Exercise aim:
Please return the entries, omitting and altering nothing.

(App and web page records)
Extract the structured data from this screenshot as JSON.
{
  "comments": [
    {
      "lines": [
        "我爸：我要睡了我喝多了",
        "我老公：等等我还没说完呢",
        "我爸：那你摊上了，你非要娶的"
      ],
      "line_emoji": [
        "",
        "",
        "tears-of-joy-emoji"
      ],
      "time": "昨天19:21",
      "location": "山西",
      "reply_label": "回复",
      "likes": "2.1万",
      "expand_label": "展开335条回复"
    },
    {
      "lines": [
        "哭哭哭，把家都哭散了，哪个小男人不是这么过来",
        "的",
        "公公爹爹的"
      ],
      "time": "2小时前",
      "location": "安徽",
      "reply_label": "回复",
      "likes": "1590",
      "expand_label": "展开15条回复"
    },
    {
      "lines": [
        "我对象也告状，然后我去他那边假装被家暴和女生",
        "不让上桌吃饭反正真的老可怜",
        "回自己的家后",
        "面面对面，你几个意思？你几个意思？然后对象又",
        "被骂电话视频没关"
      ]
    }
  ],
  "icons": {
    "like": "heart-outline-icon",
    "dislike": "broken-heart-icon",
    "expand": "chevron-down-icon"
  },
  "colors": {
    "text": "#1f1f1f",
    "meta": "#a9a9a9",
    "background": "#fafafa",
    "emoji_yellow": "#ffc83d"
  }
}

Problem solution:
Extract the structured data from this screenshot as JSON.
{
  "comments": [
    {
      "lines": [
        "我爸：我要睡了我喝多了",
        "我老公：等等我还没说完呢",
        "我爸：那你摊上了，你非要娶的"
      ],
      "line_emoji": [
        "",
        "",
        "tears-of-joy-emoji"
      ],
      "time": "昨天19:21",
      "location": "山西",
      "reply_label": "回复",
      "likes": "2.1万",
      "expand_label": "展开335条回复"
    },
    {
      "lines": [
        "哭哭哭，把家都哭散了，哪个小男人不是这么过来",
        "的",
        "公公爹爹的"
      ],
      "time": "2小时前",
      "location": "安徽",
      "reply_label": "回复",
      "likes": "1590",
      "expand_label": "展开15条回复"
    },
    {
      "lines": [
        "我对象也告状，然后我去他那边假装被家暴和女生",
        "不让上桌吃饭反正真的老可怜",
        "回自己的家后",
        "面面对面，你几个意思？你几个意思？然后对象又",
        "被骂电话视频没关"
      ]
    }
  ],
  "icons": {
    "like": "heart-outline-icon",
    "dislike": "broken-heart-icon",
    "expand": "chevron-down-icon"
  },
  "colors": {
    "text": "#1f1f1f",
    "meta": "#a9a9a9",
    "background": "#fafafa",
    "emoji_yellow": "#ffc83d"
  }
}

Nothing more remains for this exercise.